======== DATA IN THIS EXERCISE
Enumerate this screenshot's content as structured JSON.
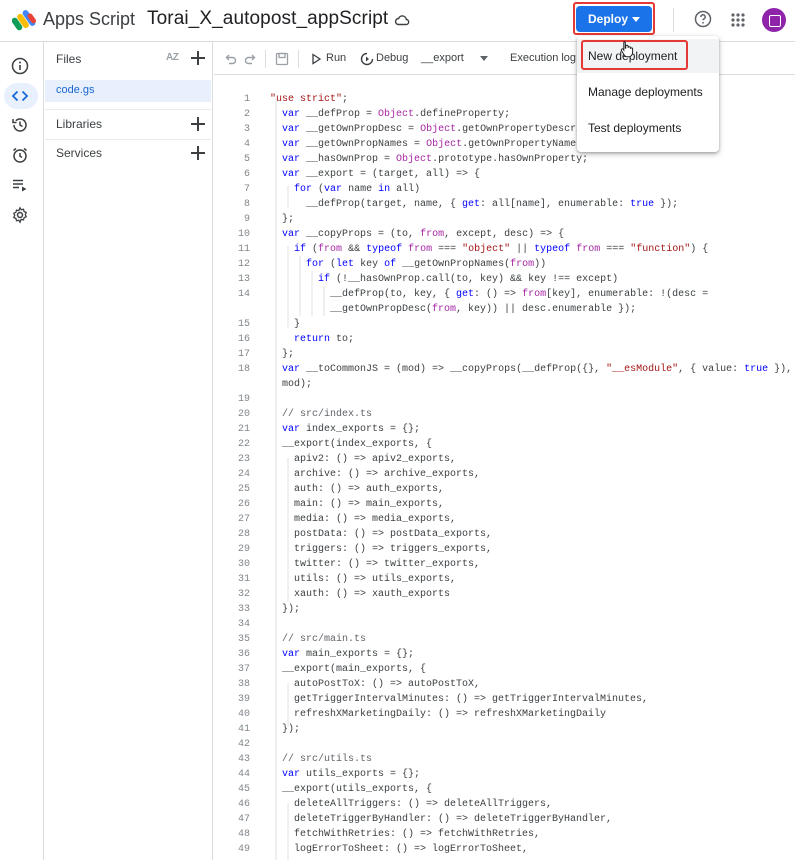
{
  "header": {
    "app_name": "Apps Script",
    "project_title": "Torai_X_autopost_appScript",
    "deploy_label": "Deploy"
  },
  "deploy_menu": {
    "items": [
      "New deployment",
      "Manage deployments",
      "Test deployments"
    ]
  },
  "files_panel": {
    "files_label": "Files",
    "sort_label": "AZ",
    "files": [
      "code.gs"
    ],
    "libraries_label": "Libraries",
    "services_label": "Services"
  },
  "toolbar": {
    "run_label": "Run",
    "debug_label": "Debug",
    "function_selected": "__export",
    "execution_log_label": "Execution log"
  },
  "editor": {
    "lines": [
      {
        "n": "1",
        "t": "\"use strict\";"
      },
      {
        "n": "2",
        "t": "  var __defProp = Object.defineProperty;"
      },
      {
        "n": "3",
        "t": "  var __getOwnPropDesc = Object.getOwnPropertyDescrip"
      },
      {
        "n": "4",
        "t": "  var __getOwnPropNames = Object.getOwnPropertyNames"
      },
      {
        "n": "5",
        "t": "  var __hasOwnProp = Object.prototype.hasOwnProperty;"
      },
      {
        "n": "6",
        "t": "  var __export = (target, all) => {"
      },
      {
        "n": "7",
        "t": "    for (var name in all)"
      },
      {
        "n": "8",
        "t": "      __defProp(target, name, { get: all[name], enumerable: true });"
      },
      {
        "n": "9",
        "t": "  };"
      },
      {
        "n": "10",
        "t": "  var __copyProps = (to, from, except, desc) => {"
      },
      {
        "n": "11",
        "t": "    if (from && typeof from === \"object\" || typeof from === \"function\") {"
      },
      {
        "n": "12",
        "t": "      for (let key of __getOwnPropNames(from))"
      },
      {
        "n": "13",
        "t": "        if (!__hasOwnProp.call(to, key) && key !== except)"
      },
      {
        "n": "14",
        "t": "          __defProp(to, key, { get: () => from[key], enumerable: !(desc ="
      },
      {
        "n": "",
        "t": "          __getOwnPropDesc(from, key)) || desc.enumerable });"
      },
      {
        "n": "15",
        "t": "    }"
      },
      {
        "n": "16",
        "t": "    return to;"
      },
      {
        "n": "17",
        "t": "  };"
      },
      {
        "n": "18",
        "t": "  var __toCommonJS = (mod) => __copyProps(__defProp({}, \"__esModule\", { value: true }),"
      },
      {
        "n": "",
        "t": "  mod);"
      },
      {
        "n": "19",
        "t": ""
      },
      {
        "n": "20",
        "t": "  // src/index.ts"
      },
      {
        "n": "21",
        "t": "  var index_exports = {};"
      },
      {
        "n": "22",
        "t": "  __export(index_exports, {"
      },
      {
        "n": "23",
        "t": "    apiv2: () => apiv2_exports,"
      },
      {
        "n": "24",
        "t": "    archive: () => archive_exports,"
      },
      {
        "n": "25",
        "t": "    auth: () => auth_exports,"
      },
      {
        "n": "26",
        "t": "    main: () => main_exports,"
      },
      {
        "n": "27",
        "t": "    media: () => media_exports,"
      },
      {
        "n": "28",
        "t": "    postData: () => postData_exports,"
      },
      {
        "n": "29",
        "t": "    triggers: () => triggers_exports,"
      },
      {
        "n": "30",
        "t": "    twitter: () => twitter_exports,"
      },
      {
        "n": "31",
        "t": "    utils: () => utils_exports,"
      },
      {
        "n": "32",
        "t": "    xauth: () => xauth_exports"
      },
      {
        "n": "33",
        "t": "  });"
      },
      {
        "n": "34",
        "t": ""
      },
      {
        "n": "35",
        "t": "  // src/main.ts"
      },
      {
        "n": "36",
        "t": "  var main_exports = {};"
      },
      {
        "n": "37",
        "t": "  __export(main_exports, {"
      },
      {
        "n": "38",
        "t": "    autoPostToX: () => autoPostToX,"
      },
      {
        "n": "39",
        "t": "    getTriggerIntervalMinutes: () => getTriggerIntervalMinutes,"
      },
      {
        "n": "40",
        "t": "    refreshXMarketingDaily: () => refreshXMarketingDaily"
      },
      {
        "n": "41",
        "t": "  });"
      },
      {
        "n": "42",
        "t": ""
      },
      {
        "n": "43",
        "t": "  // src/utils.ts"
      },
      {
        "n": "44",
        "t": "  var utils_exports = {};"
      },
      {
        "n": "45",
        "t": "  __export(utils_exports, {"
      },
      {
        "n": "46",
        "t": "    deleteAllTriggers: () => deleteAllTriggers,"
      },
      {
        "n": "47",
        "t": "    deleteTriggerByHandler: () => deleteTriggerByHandler,"
      },
      {
        "n": "48",
        "t": "    fetchWithRetries: () => fetchWithRetries,"
      },
      {
        "n": "49",
        "t": "    logErrorToSheet: () => logErrorToSheet,"
      }
    ]
  },
  "colors": {
    "accent": "#1a73e8",
    "highlight_outline": "#e53935",
    "selected_bg": "#e8f0fe",
    "string": "#a31515",
    "keyword": "#0000ff",
    "builtin": "#a626a4",
    "comment": "#5f6368"
  }
}
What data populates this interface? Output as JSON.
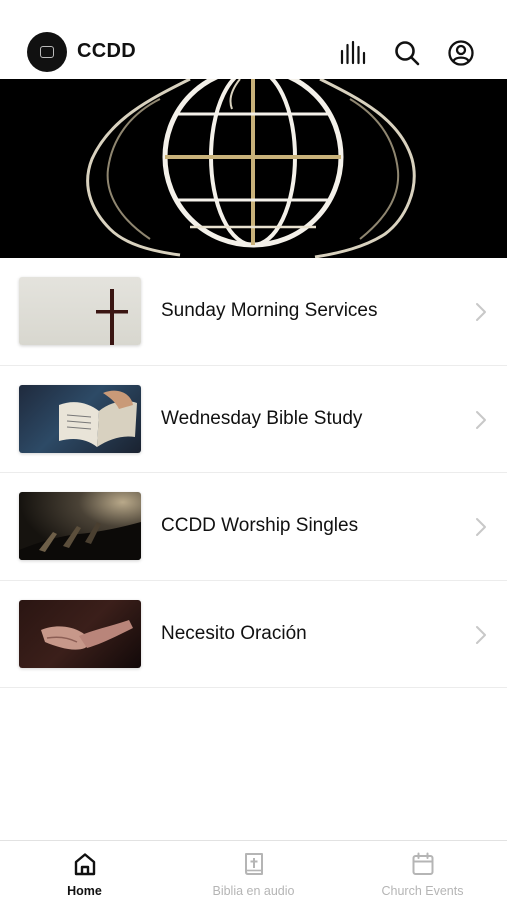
{
  "header": {
    "title": "CCDD",
    "logo_icon": "church-logo-icon",
    "icons": [
      "audio-bars-icon",
      "search-icon",
      "account-icon"
    ]
  },
  "hero": {
    "image": "globe-with-dove-wings"
  },
  "items": [
    {
      "label": "Sunday Morning Services",
      "thumbnail": "cross-image"
    },
    {
      "label": "Wednesday Bible Study",
      "thumbnail": "open-bible-image"
    },
    {
      "label": "CCDD Worship Singles",
      "thumbnail": "raised-hands-image"
    },
    {
      "label": "Necesito Oración",
      "thumbnail": "praying-hands-image"
    }
  ],
  "tabs": [
    {
      "label": "Home",
      "icon": "home-icon",
      "active": true
    },
    {
      "label": "Biblia en audio",
      "icon": "bible-icon",
      "active": false
    },
    {
      "label": "Church Events",
      "icon": "calendar-icon",
      "active": false
    }
  ],
  "colors": {
    "text": "#111111",
    "inactive_tab": "#b5b5b5",
    "divider": "#ececec",
    "hero_bg": "#000000",
    "hero_gold": "#c9b27a"
  }
}
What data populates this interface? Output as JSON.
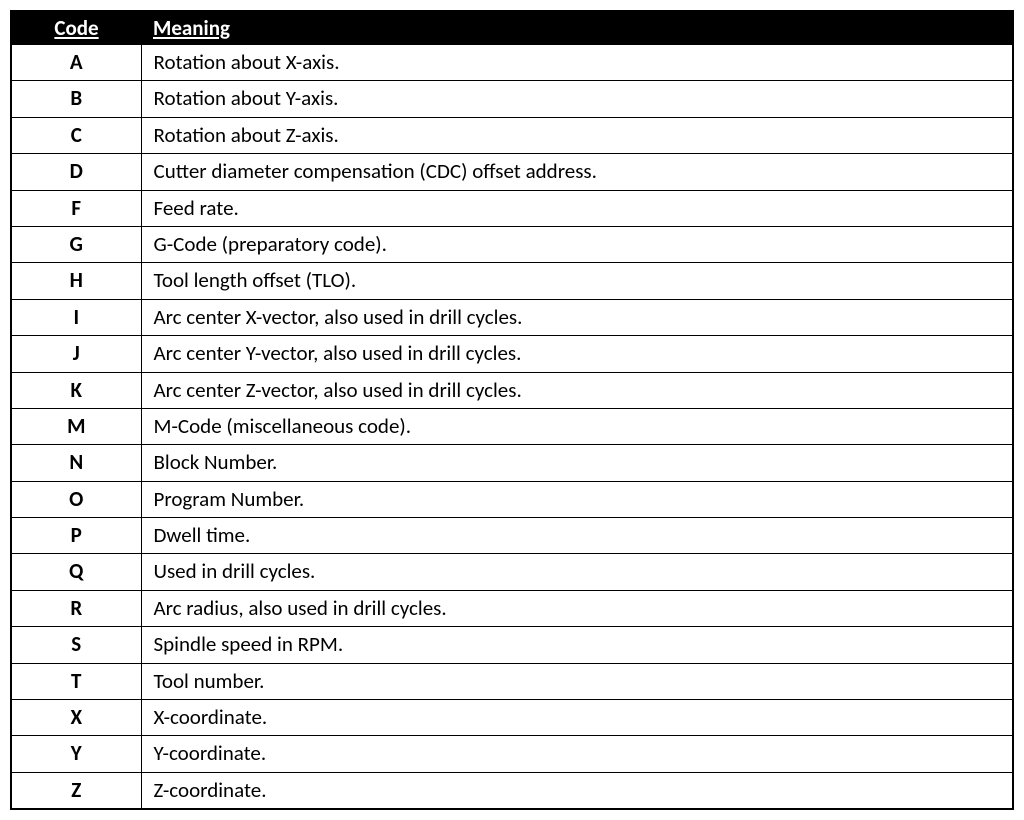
{
  "table": {
    "headers": {
      "code": "Code",
      "meaning": "Meaning"
    },
    "rows": [
      {
        "code": "A",
        "meaning": "Rotation about X-axis."
      },
      {
        "code": "B",
        "meaning": "Rotation about Y-axis."
      },
      {
        "code": "C",
        "meaning": "Rotation about Z-axis."
      },
      {
        "code": "D",
        "meaning": "Cutter diameter compensation (CDC) offset address."
      },
      {
        "code": "F",
        "meaning": "Feed rate."
      },
      {
        "code": "G",
        "meaning": "G-Code (preparatory code)."
      },
      {
        "code": "H",
        "meaning": "Tool length offset (TLO)."
      },
      {
        "code": "I",
        "meaning": "Arc center X-vector, also used in drill cycles."
      },
      {
        "code": "J",
        "meaning": "Arc center Y-vector, also used in drill cycles."
      },
      {
        "code": "K",
        "meaning": "Arc center Z-vector, also used in drill cycles."
      },
      {
        "code": "M",
        "meaning": "M-Code (miscellaneous code)."
      },
      {
        "code": "N",
        "meaning": "Block Number."
      },
      {
        "code": "O",
        "meaning": "Program Number."
      },
      {
        "code": "P",
        "meaning": "Dwell time."
      },
      {
        "code": "Q",
        "meaning": "Used in drill cycles."
      },
      {
        "code": "R",
        "meaning": "Arc radius, also used in drill cycles."
      },
      {
        "code": "S",
        "meaning": "Spindle speed in RPM."
      },
      {
        "code": "T",
        "meaning": "Tool number."
      },
      {
        "code": "X",
        "meaning": "X-coordinate."
      },
      {
        "code": "Y",
        "meaning": "Y-coordinate."
      },
      {
        "code": "Z",
        "meaning": "Z-coordinate."
      }
    ]
  }
}
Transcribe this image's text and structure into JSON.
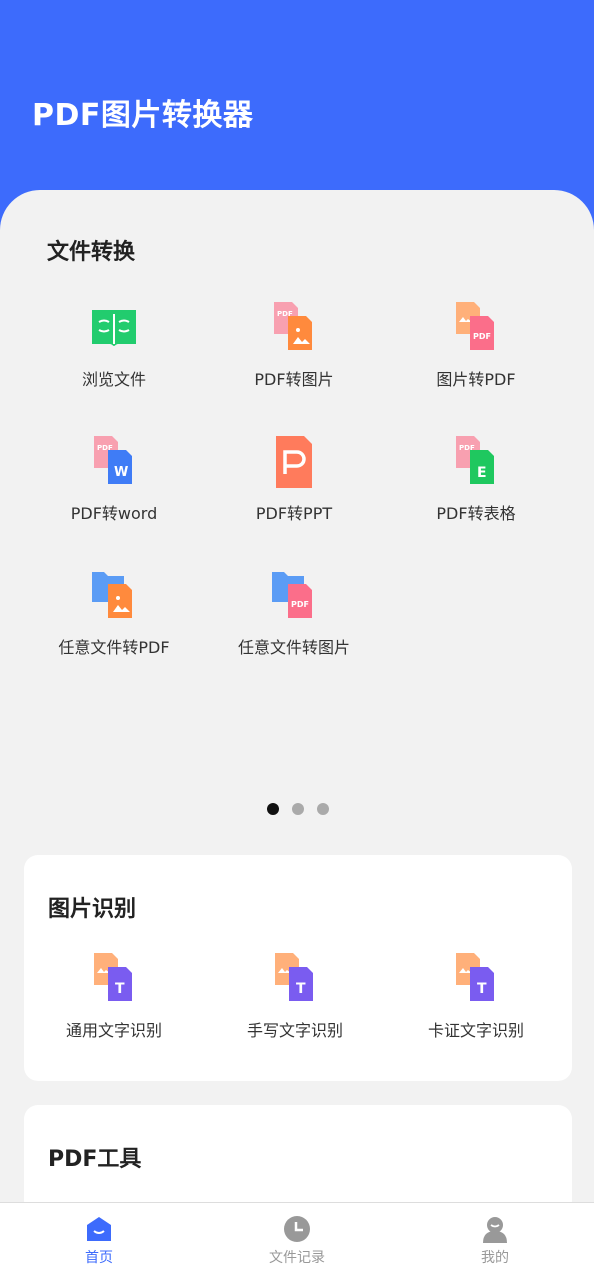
{
  "app": {
    "title": "PDF图片转换器"
  },
  "file_conversion": {
    "title": "文件转换",
    "items": [
      {
        "label": "浏览文件",
        "icon": "book-icon"
      },
      {
        "label": "PDF转图片",
        "icon": "pdf-to-image-icon"
      },
      {
        "label": "图片转PDF",
        "icon": "image-to-pdf-icon"
      },
      {
        "label": "PDF转word",
        "icon": "pdf-to-word-icon"
      },
      {
        "label": "PDF转PPT",
        "icon": "pdf-to-ppt-icon"
      },
      {
        "label": "PDF转表格",
        "icon": "pdf-to-excel-icon"
      },
      {
        "label": "任意文件转PDF",
        "icon": "file-to-pdf-icon"
      },
      {
        "label": "任意文件转图片",
        "icon": "file-to-image-icon"
      }
    ],
    "pager": {
      "pages": 3,
      "active": 1
    }
  },
  "image_recognition": {
    "title": "图片识别",
    "items": [
      {
        "label": "通用文字识别",
        "icon": "text-ocr-icon"
      },
      {
        "label": "手写文字识别",
        "icon": "handwriting-ocr-icon"
      },
      {
        "label": "卡证文字识别",
        "icon": "card-ocr-icon"
      }
    ]
  },
  "pdf_tools": {
    "title": "PDF工具"
  },
  "tabbar": {
    "tabs": [
      {
        "label": "首页",
        "icon": "home-icon",
        "active": true
      },
      {
        "label": "文件记录",
        "icon": "clock-icon",
        "active": false
      },
      {
        "label": "我的",
        "icon": "user-icon",
        "active": false
      }
    ]
  },
  "colors": {
    "primary": "#3d6bfc",
    "green": "#22cc6e",
    "pdf_pink": "#f47a8f",
    "pdf_red": "#fb6e8a",
    "orange": "#ff8a3d",
    "peach": "#ffb07a",
    "word_blue": "#3f7cf6",
    "ppt_orange": "#ff7b5c",
    "excel_green": "#1fc85f",
    "folder_blue": "#5b9cf5",
    "ocr_purple": "#7a5cf0"
  }
}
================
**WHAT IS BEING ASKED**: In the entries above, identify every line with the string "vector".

**EXERCISE RESULT**:
        "meaning": "Arc center X-vector, also used in drill cycles."
        "meaning": "Arc center Y-vector, also used in drill cycles."
        "meaning": "Arc center Z-vector, also used in drill cycles."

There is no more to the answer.